• SOURCE INFORMATION:
——————

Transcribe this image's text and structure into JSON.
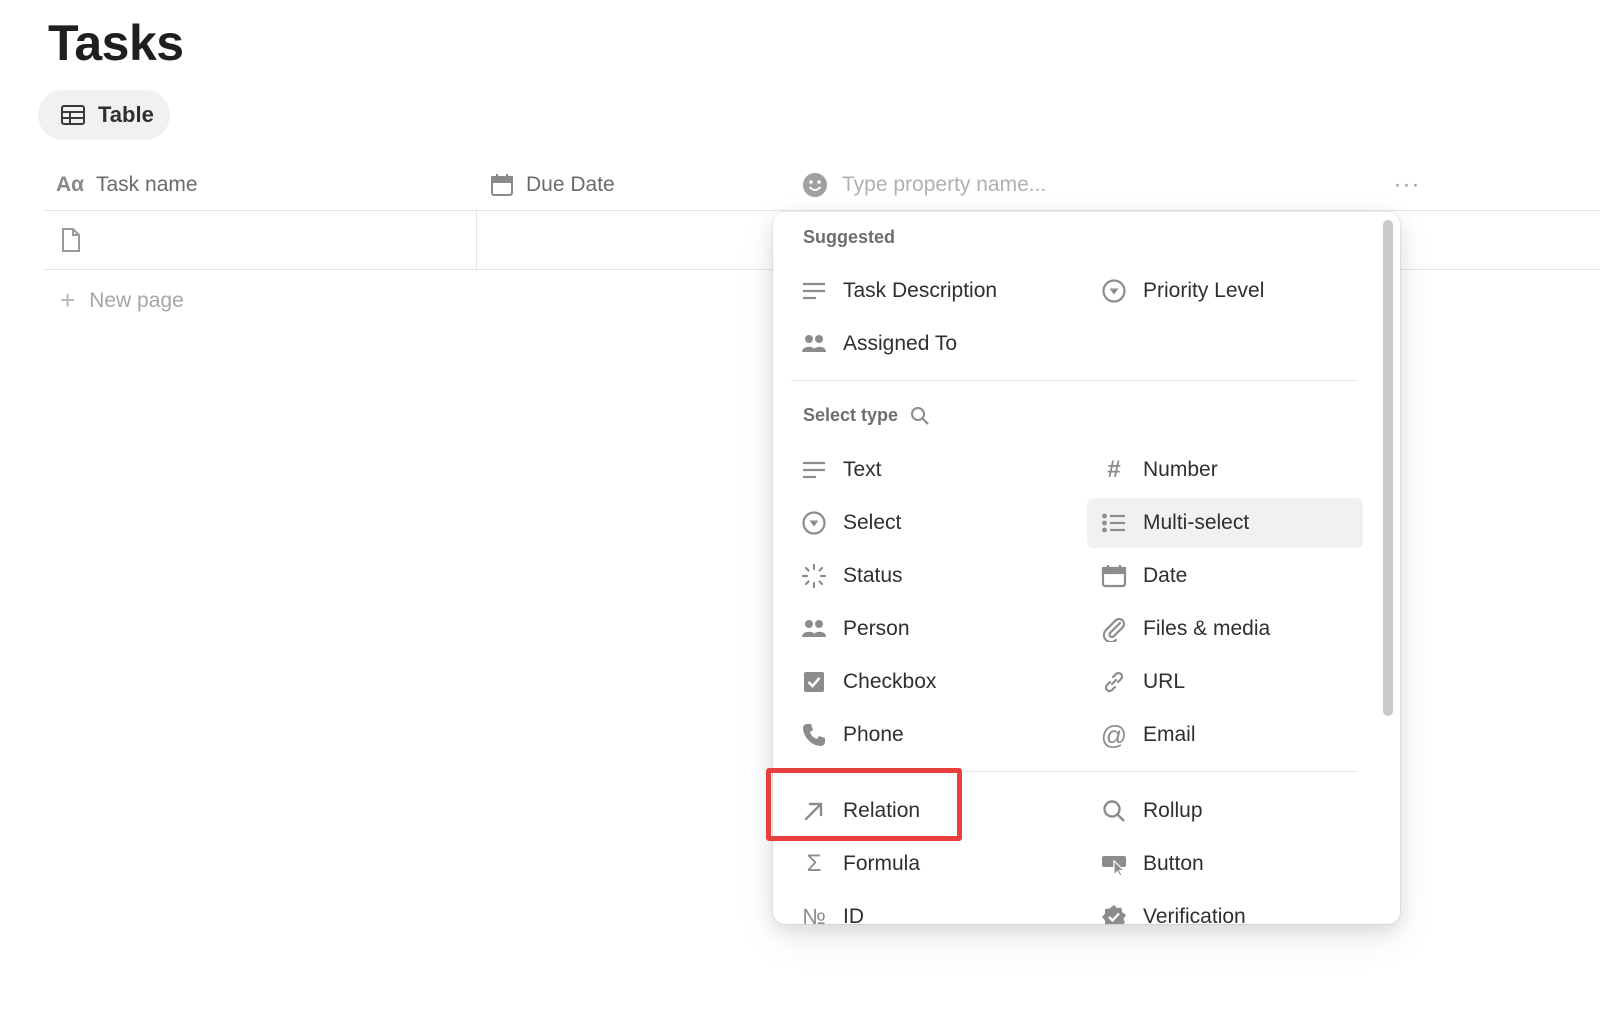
{
  "page": {
    "title": "Tasks"
  },
  "view_tab": {
    "label": "Table",
    "icon": "table-icon"
  },
  "table": {
    "columns": [
      {
        "label": "Task name",
        "icon": "text-aa-icon",
        "icon_glyph": "Aα"
      },
      {
        "label": "Due Date",
        "icon": "calendar-icon"
      }
    ],
    "new_property_placeholder": "Type property name...",
    "new_page_label": "New page"
  },
  "menu": {
    "suggested_label": "Suggested",
    "suggested": [
      {
        "label": "Task Description",
        "icon": "text-lines-icon"
      },
      {
        "label": "Priority Level",
        "icon": "select-circle-icon"
      },
      {
        "label": "Assigned To",
        "icon": "people-icon"
      }
    ],
    "select_type_label": "Select type",
    "types": [
      {
        "label": "Text",
        "icon": "text-lines-icon"
      },
      {
        "label": "Number",
        "icon": "hash-icon"
      },
      {
        "label": "Select",
        "icon": "select-circle-icon"
      },
      {
        "label": "Multi-select",
        "icon": "list-icon"
      },
      {
        "label": "Status",
        "icon": "status-spinner-icon"
      },
      {
        "label": "Date",
        "icon": "calendar-icon"
      },
      {
        "label": "Person",
        "icon": "people-icon"
      },
      {
        "label": "Files & media",
        "icon": "paperclip-icon"
      },
      {
        "label": "Checkbox",
        "icon": "checkbox-icon"
      },
      {
        "label": "URL",
        "icon": "link-icon"
      },
      {
        "label": "Phone",
        "icon": "phone-icon"
      },
      {
        "label": "Email",
        "icon": "at-icon"
      }
    ],
    "advanced": [
      {
        "label": "Relation",
        "icon": "arrow-up-right-icon"
      },
      {
        "label": "Rollup",
        "icon": "search-icon"
      },
      {
        "label": "Formula",
        "icon": "sigma-icon"
      },
      {
        "label": "Button",
        "icon": "cursor-click-icon"
      },
      {
        "label": "ID",
        "icon": "numero-icon",
        "icon_glyph": "№"
      },
      {
        "label": "Verification",
        "icon": "verified-badge-icon"
      }
    ]
  },
  "colors": {
    "highlight": "#e7403e",
    "icon": "#8c8c8a",
    "hover_bg": "#f1f1ef"
  }
}
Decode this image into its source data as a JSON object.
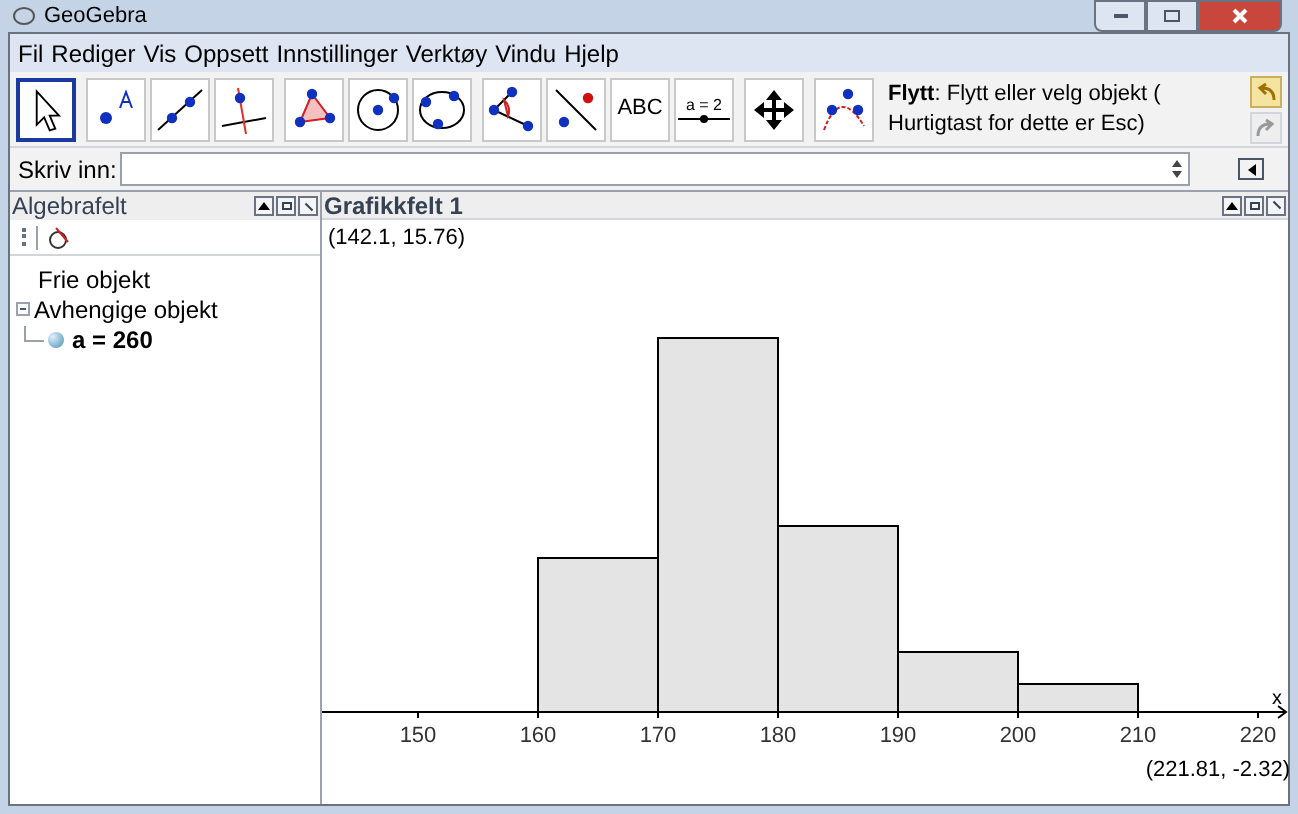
{
  "window": {
    "title": "GeoGebra"
  },
  "menu": [
    "Fil",
    "Rediger",
    "Vis",
    "Oppsett",
    "Innstillinger",
    "Verktøy",
    "Vindu",
    "Hjelp"
  ],
  "toolbar": {
    "groups": [
      [
        {
          "kind": "move",
          "selected": true
        }
      ],
      [
        {
          "kind": "point",
          "selected": false
        },
        {
          "kind": "line",
          "selected": false
        },
        {
          "kind": "perpendicular",
          "selected": false
        }
      ],
      [
        {
          "kind": "polygon",
          "selected": false
        },
        {
          "kind": "circle",
          "selected": false
        },
        {
          "kind": "conic",
          "selected": false
        }
      ],
      [
        {
          "kind": "angle",
          "selected": false
        },
        {
          "kind": "reflect",
          "selected": false
        },
        {
          "kind": "text",
          "label": "ABC",
          "selected": false
        },
        {
          "kind": "slider",
          "label": "a = 2",
          "selected": false
        }
      ],
      [
        {
          "kind": "pan",
          "selected": false
        }
      ],
      [
        {
          "kind": "locus",
          "selected": false
        }
      ]
    ],
    "help": "**Flytt**: Flytt eller velg objekt ( Hurtigtast for dette er Esc)"
  },
  "input_bar": {
    "label": "Skriv inn:"
  },
  "algebra": {
    "title": "Algebrafelt",
    "items": [
      {
        "label": "Frie objekt"
      },
      {
        "label": "Avhengige objekt",
        "expanded": true,
        "children": [
          {
            "label": "a = 260"
          }
        ]
      }
    ]
  },
  "graphics": {
    "title": "Grafikkfelt 1",
    "top_coords": "(142.1, 15.76)",
    "bottom_coords": "(221.81, -2.32)",
    "axis_label": "x",
    "xticks": [
      "150",
      "160",
      "170",
      "180",
      "190",
      "200",
      "210",
      "220"
    ]
  }
}
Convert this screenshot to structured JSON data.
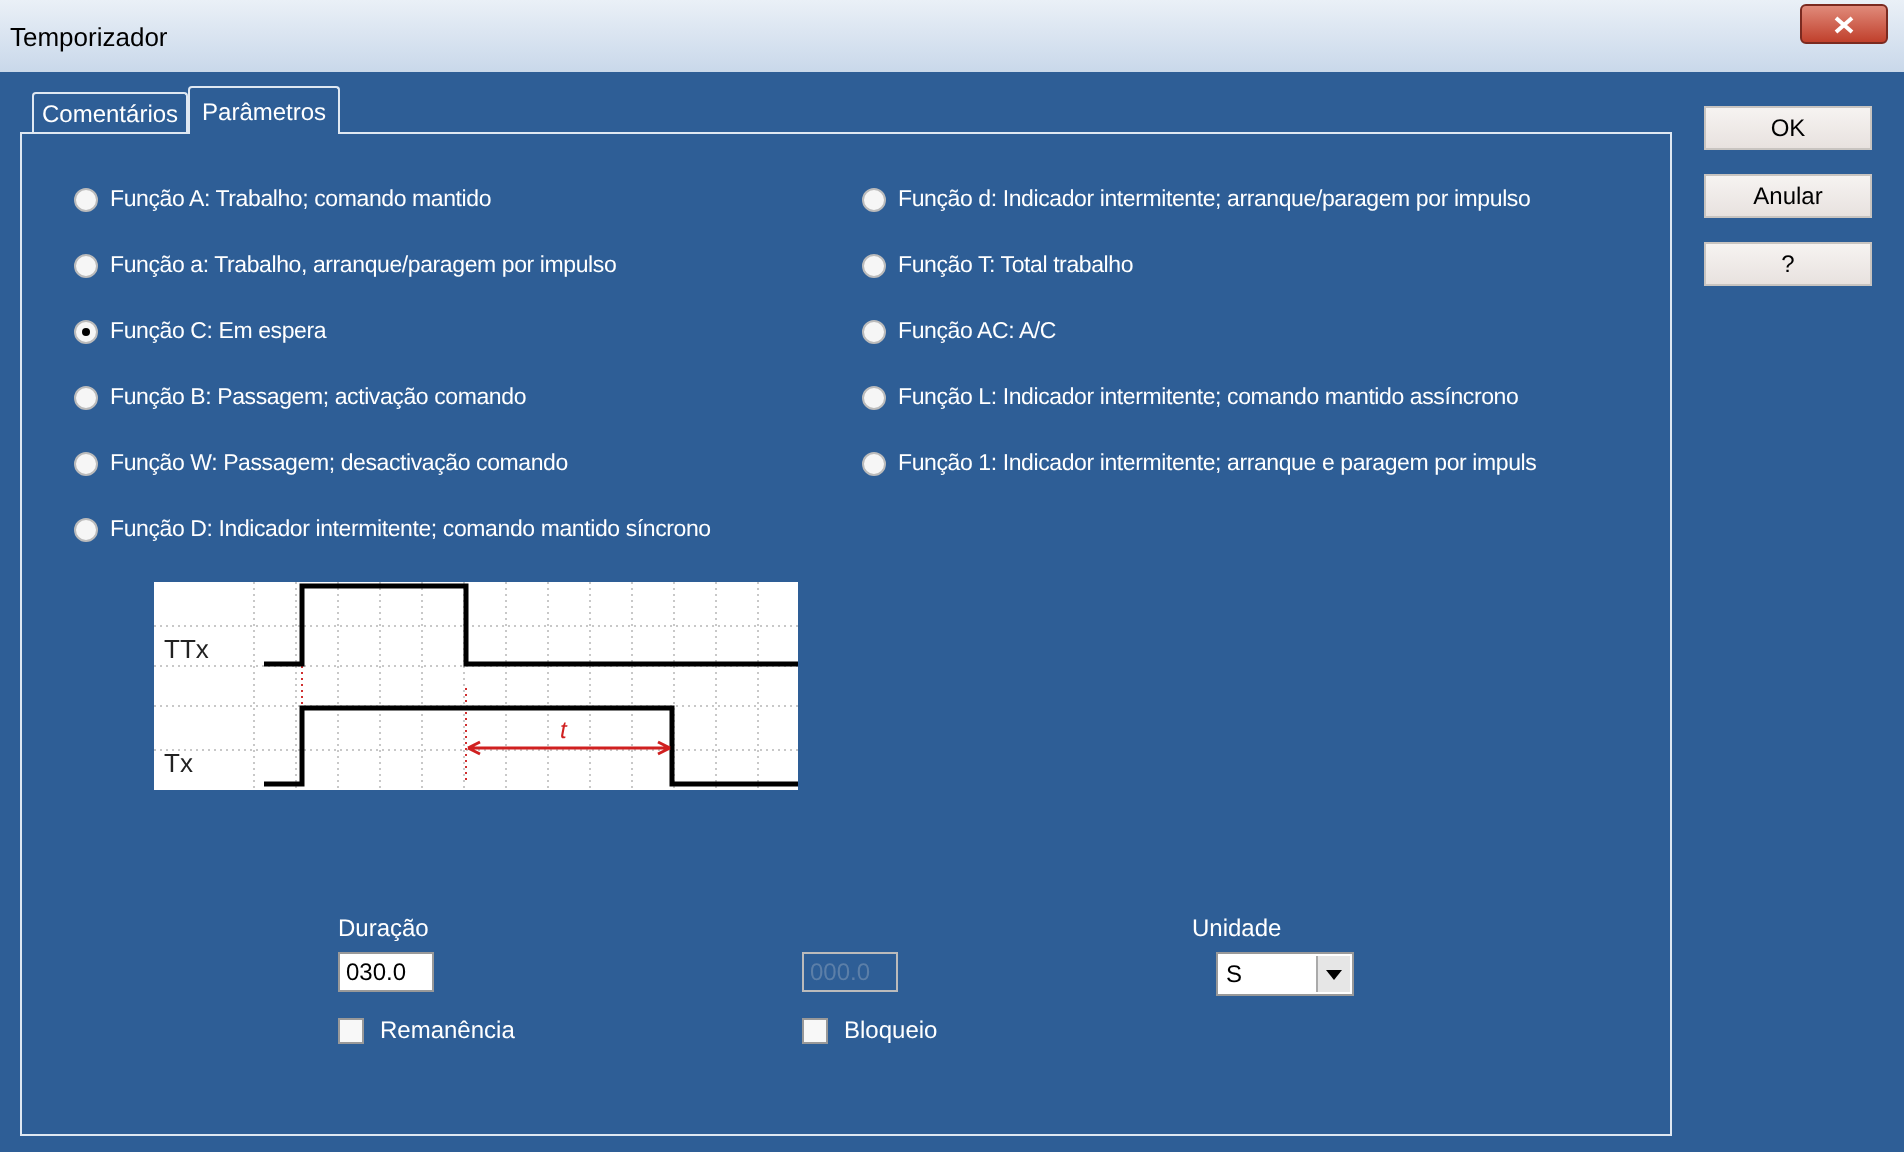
{
  "window": {
    "title": "Temporizador"
  },
  "tabs": [
    {
      "label": "Comentários",
      "selected": false
    },
    {
      "label": "Parâmetros",
      "selected": true
    }
  ],
  "functions": {
    "left": [
      {
        "label": "Função A: Trabalho; comando mantido",
        "selected": false
      },
      {
        "label": "Função a: Trabalho, arranque/paragem por impulso",
        "selected": false
      },
      {
        "label": "Função C: Em espera",
        "selected": true
      },
      {
        "label": "Função B: Passagem; activação comando",
        "selected": false
      },
      {
        "label": "Função W: Passagem; desactivação comando",
        "selected": false
      },
      {
        "label": "Função D: Indicador intermitente; comando mantido síncrono",
        "selected": false
      }
    ],
    "right": [
      {
        "label": "Função d: Indicador intermitente; arranque/paragem por impulso",
        "selected": false
      },
      {
        "label": "Função T: Total trabalho",
        "selected": false
      },
      {
        "label": "Função AC: A/C",
        "selected": false
      },
      {
        "label": "Função L: Indicador intermitente; comando mantido assíncrono",
        "selected": false
      },
      {
        "label": "Função 1: Indicador intermitente; arranque e paragem por impuls",
        "selected": false
      }
    ]
  },
  "timing_diagram": {
    "signals": [
      "TTx",
      "Tx"
    ],
    "interval_label": "t"
  },
  "duration": {
    "label": "Duração",
    "value": "030.0"
  },
  "second_field": {
    "value": "000.0",
    "disabled": true
  },
  "unit": {
    "label": "Unidade",
    "value": "S"
  },
  "checkboxes": [
    {
      "label": "Remanência",
      "checked": false
    },
    {
      "label": "Bloqueio",
      "checked": false
    }
  ],
  "buttons": [
    "OK",
    "Anular",
    "?"
  ]
}
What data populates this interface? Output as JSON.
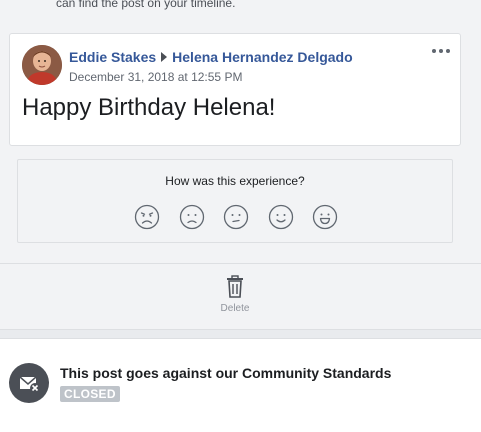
{
  "header_text": "can find the post on your timeline.",
  "post": {
    "author": "Eddie Stakes",
    "recipient": "Helena Hernandez Delgado",
    "date": "December 31, 2018 at 12:55 PM",
    "body": "Happy Birthday Helena!",
    "more_icon": "more-options-icon"
  },
  "survey": {
    "question": "How was this experience?",
    "options": [
      "very-dissatisfied-face",
      "dissatisfied-face",
      "neutral-face",
      "satisfied-face",
      "very-satisfied-face"
    ]
  },
  "actions": {
    "delete_label": "Delete",
    "delete_icon": "trash-icon"
  },
  "notice": {
    "title": "This post goes against our Community Standards",
    "status": "CLOSED",
    "icon": "flagged-envelope-icon"
  },
  "colors": {
    "link": "#365899",
    "notice_icon_bg": "#4b4f56",
    "badge_bg": "#bec3c9",
    "page_bg": "#f2f3f5"
  }
}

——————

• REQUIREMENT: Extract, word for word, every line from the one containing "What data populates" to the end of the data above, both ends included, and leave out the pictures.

• OUTPUT OF THE TASK:
What data populates this interface? Output as JSON.
{
  "header_text": "can find the post on your timeline.",
  "post": {
    "author": "Eddie Stakes",
    "recipient": "Helena Hernandez Delgado",
    "date": "December 31, 2018 at 12:55 PM",
    "body": "Happy Birthday Helena!",
    "more_icon": "more-options-icon"
  },
  "survey": {
    "question": "How was this experience?",
    "options": [
      "very-dissatisfied-face",
      "dissatisfied-face",
      "neutral-face",
      "satisfied-face",
      "very-satisfied-face"
    ]
  },
  "actions": {
    "delete_label": "Delete",
    "delete_icon": "trash-icon"
  },
  "notice": {
    "title": "This post goes against our Community Standards",
    "status": "CLOSED",
    "icon": "flagged-envelope-icon"
  },
  "colors": {
    "link": "#365899",
    "notice_icon_bg": "#4b4f56",
    "badge_bg": "#bec3c9",
    "page_bg": "#f2f3f5"
  }
}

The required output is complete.